Pasta to count as vegetable for school kids under Trump administration

2020/08/24 19:23

Today's Vocabulary

1.overhauled (v)
to completely change a system
so that it works more effectively

2. flexibility (n) 
the ability to change ability to change easily according to the situation

3. reverse (v)  
to change the direction, order, position, result,
etc. of something to its opposite

4. interfere (v)
to involve  yourself in a situation when your involvement is not wanted or it not helpful 

5. staples (n) 
a main product or part
 of something

6. saturated (adj) 
containing all of a substance that can be absorbed

7.  bill (n)
a formal statement of a planned new law that is discussed before being voted on

8. championed (v)
to support, defend, or fight for a person, belief, right, or principle enthusiastically 

Pasta to count as vegetable for school kids under Trump administration

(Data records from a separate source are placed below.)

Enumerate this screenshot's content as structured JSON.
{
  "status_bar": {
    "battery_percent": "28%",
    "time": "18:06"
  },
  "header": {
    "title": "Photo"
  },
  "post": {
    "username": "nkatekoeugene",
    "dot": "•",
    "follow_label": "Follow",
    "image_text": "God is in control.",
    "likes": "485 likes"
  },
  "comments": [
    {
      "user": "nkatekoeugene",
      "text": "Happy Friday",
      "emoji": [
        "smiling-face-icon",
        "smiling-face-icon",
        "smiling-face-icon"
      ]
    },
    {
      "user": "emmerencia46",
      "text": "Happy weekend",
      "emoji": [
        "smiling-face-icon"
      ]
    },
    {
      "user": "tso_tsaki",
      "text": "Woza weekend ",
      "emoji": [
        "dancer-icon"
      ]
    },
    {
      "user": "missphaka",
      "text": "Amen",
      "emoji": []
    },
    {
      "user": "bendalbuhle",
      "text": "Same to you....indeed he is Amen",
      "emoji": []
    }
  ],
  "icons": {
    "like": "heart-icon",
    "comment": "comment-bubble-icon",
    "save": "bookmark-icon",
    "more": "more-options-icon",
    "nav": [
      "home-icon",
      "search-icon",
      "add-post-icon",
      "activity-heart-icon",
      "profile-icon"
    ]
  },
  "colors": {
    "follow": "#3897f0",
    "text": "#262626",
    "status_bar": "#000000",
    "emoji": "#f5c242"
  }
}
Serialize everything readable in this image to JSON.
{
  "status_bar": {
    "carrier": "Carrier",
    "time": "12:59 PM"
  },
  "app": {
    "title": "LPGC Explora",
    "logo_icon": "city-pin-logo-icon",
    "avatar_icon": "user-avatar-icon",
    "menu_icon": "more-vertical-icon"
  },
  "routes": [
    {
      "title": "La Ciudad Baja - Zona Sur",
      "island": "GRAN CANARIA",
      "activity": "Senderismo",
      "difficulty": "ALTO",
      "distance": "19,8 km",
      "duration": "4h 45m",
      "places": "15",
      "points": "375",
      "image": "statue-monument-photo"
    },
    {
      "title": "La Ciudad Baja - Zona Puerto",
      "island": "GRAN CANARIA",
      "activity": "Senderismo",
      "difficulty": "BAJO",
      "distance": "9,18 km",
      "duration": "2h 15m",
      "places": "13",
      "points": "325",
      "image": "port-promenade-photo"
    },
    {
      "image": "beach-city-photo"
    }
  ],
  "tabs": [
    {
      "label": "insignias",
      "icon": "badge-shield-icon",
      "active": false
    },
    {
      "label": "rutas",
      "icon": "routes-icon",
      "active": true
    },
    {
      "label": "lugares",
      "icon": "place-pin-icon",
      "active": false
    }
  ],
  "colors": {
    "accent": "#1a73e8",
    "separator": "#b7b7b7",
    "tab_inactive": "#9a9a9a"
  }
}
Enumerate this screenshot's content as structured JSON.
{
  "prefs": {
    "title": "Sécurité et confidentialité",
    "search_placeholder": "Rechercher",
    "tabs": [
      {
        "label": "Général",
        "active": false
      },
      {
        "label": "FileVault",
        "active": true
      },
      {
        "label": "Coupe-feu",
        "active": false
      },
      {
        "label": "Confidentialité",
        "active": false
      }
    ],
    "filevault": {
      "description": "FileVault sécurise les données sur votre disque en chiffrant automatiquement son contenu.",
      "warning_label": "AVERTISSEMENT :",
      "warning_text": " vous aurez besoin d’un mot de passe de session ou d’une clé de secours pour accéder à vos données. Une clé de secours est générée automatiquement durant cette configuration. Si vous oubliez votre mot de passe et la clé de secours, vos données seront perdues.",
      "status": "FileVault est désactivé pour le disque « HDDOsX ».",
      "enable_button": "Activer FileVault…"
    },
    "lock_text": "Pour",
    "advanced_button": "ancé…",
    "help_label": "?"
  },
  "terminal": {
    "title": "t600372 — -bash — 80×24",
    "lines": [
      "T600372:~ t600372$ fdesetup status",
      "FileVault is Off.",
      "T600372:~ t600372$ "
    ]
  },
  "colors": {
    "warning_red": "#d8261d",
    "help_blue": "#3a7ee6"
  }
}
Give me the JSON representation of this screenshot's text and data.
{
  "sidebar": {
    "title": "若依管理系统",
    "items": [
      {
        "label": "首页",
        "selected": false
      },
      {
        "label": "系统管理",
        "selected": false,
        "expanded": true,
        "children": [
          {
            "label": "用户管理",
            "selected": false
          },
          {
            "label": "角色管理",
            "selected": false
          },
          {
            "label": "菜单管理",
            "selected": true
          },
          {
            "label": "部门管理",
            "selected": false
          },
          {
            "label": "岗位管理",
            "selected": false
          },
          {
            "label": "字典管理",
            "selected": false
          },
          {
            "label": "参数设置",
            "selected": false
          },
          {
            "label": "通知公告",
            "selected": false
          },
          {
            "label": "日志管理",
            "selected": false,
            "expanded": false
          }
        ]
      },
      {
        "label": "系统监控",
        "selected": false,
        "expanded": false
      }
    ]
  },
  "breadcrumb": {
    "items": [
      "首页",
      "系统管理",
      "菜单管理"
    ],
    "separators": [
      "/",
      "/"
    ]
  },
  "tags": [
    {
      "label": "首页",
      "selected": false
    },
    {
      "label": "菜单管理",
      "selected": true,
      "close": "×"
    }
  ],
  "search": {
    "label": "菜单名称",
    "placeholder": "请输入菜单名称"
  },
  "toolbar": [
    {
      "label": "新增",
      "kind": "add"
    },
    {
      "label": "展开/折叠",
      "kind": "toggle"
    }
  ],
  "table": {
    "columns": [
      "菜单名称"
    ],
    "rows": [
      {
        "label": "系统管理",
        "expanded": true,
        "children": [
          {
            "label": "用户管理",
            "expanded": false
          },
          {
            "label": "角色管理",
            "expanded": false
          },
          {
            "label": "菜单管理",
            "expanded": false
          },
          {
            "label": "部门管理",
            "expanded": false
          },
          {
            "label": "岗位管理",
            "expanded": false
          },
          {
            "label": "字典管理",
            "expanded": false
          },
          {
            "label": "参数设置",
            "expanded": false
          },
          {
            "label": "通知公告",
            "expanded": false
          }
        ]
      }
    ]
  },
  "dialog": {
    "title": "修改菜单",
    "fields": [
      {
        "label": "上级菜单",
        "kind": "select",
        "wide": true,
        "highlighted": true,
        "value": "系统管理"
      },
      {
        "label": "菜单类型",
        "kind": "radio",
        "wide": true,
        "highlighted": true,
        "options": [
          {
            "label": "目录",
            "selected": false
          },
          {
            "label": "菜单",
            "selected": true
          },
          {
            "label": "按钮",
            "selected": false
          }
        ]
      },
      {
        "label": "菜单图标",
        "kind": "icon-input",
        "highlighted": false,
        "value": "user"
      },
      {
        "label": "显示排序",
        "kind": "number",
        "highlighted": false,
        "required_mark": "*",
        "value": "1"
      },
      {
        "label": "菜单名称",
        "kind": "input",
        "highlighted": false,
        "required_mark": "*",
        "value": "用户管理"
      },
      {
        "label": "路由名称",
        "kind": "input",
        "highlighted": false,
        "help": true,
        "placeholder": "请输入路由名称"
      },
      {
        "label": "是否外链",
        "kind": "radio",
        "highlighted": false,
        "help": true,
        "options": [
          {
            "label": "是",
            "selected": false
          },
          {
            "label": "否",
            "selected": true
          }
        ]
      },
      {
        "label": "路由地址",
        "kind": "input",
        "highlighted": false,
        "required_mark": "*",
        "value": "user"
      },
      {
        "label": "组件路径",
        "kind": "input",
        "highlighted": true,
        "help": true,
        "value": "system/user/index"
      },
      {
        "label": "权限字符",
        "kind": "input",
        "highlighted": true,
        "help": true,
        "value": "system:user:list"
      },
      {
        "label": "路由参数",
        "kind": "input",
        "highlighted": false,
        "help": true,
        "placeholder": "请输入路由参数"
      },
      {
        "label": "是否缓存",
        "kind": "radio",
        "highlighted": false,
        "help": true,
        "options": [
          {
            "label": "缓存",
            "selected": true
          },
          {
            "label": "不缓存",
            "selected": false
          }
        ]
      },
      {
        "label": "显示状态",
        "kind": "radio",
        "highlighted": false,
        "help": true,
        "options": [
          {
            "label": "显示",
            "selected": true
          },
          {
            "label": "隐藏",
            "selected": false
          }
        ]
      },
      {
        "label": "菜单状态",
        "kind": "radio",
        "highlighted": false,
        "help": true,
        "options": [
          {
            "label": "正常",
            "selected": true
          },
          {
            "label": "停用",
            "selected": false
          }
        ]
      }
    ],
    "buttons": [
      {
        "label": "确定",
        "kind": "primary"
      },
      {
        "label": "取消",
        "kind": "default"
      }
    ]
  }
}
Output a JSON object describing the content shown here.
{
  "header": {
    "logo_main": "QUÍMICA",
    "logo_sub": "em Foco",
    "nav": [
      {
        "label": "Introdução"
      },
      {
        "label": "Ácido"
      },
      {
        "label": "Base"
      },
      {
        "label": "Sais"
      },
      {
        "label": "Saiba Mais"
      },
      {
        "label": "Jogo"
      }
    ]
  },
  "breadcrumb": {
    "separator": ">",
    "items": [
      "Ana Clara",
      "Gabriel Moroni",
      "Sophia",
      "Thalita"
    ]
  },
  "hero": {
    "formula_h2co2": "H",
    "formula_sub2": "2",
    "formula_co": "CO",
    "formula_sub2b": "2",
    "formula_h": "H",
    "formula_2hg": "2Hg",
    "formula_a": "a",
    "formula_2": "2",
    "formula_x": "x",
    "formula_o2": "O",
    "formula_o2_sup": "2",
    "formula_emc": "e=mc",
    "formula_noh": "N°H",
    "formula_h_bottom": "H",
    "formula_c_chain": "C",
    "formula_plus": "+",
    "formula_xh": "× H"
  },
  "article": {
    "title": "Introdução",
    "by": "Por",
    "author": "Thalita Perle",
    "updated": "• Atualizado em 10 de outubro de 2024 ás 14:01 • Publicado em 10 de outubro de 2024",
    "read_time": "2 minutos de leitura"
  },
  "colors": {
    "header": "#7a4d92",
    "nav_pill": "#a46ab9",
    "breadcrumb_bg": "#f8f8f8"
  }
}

A serving of pasta will soon count towards pupils’ vegetable requirements in the US after Donald Trump’s government overhauled national guidelines for school meals. The new rules say: ‘Pasta made of vegetable flour(s) may be credited as a vegetable, even if the pasta is not served with another recognizable vegetable.’

Guidelines also halve the fruit intake at breakfasts, allowing the calories to be made up with pastries, as well as stating that potatoes qualify as a vegetable. Experts believe greater scope for ‘à la carte’ meals will allow children to choose more pizza, burgers, chips and other foods high in simple calories, saturated fat and salt.

Agriculture Secretary Sonny Perdue said the new rules would reduce high food waste reported by schools and that ‘more common-sense flexibility is needed to provide students nutritious and appetizing meals’.

The proposed revisions to US Department of Agriculture (USDA) guidelines reverse many of the changes brought in a decade ago as part of a bill championed by Michelle Obama. The Hunger-Free Kids Act of 2010 aimed to ensure pupils were offered more fruit, vegetables and whole grain staples, while changing portion sizes and imposing calorie restrictions.

One of the first acts of Mr Perdue, who was nominated by Mr Trump shortly after taking office, was to ease standards aimed at reducing salt content and sweetened milk and increasing wholegrains. He cited food waste and a lack of participation as key reasons for the rollback. The USDA, which Mr Perdue heads, published the first major study of school meals since the Obama-era act in 2018, finding that diet quality had shot up dramatically for school-provided breakfasts and lunches.

The same study found greater participation in school meal programmes, with higher healthy food standards, and that food waste had stayed largely unchanged. A trade body representing school food service providers has called the Obama-era changes ‘a tremendous success overall’ but says some of the requirements reduce participation and cause food waste. Mary Story, a public health professor and member of the USDA Dietary Guidelines Advisory Committee, has said the Trump administration ‘is going against their own findings’. She told The Washington Post: ‘This makes absolutely no sense. Politics and industry pressure should not interfere with what is best for children’s health.’


  1. What did the U.S. administration overhaul?
  2. Which department released the new dietary guidelines?
  3. What did a health expert say industry should not interfere with?
  4. Who is Mary Story?

“Eat food. Not too much. Mostly plants.”

Michael Pollan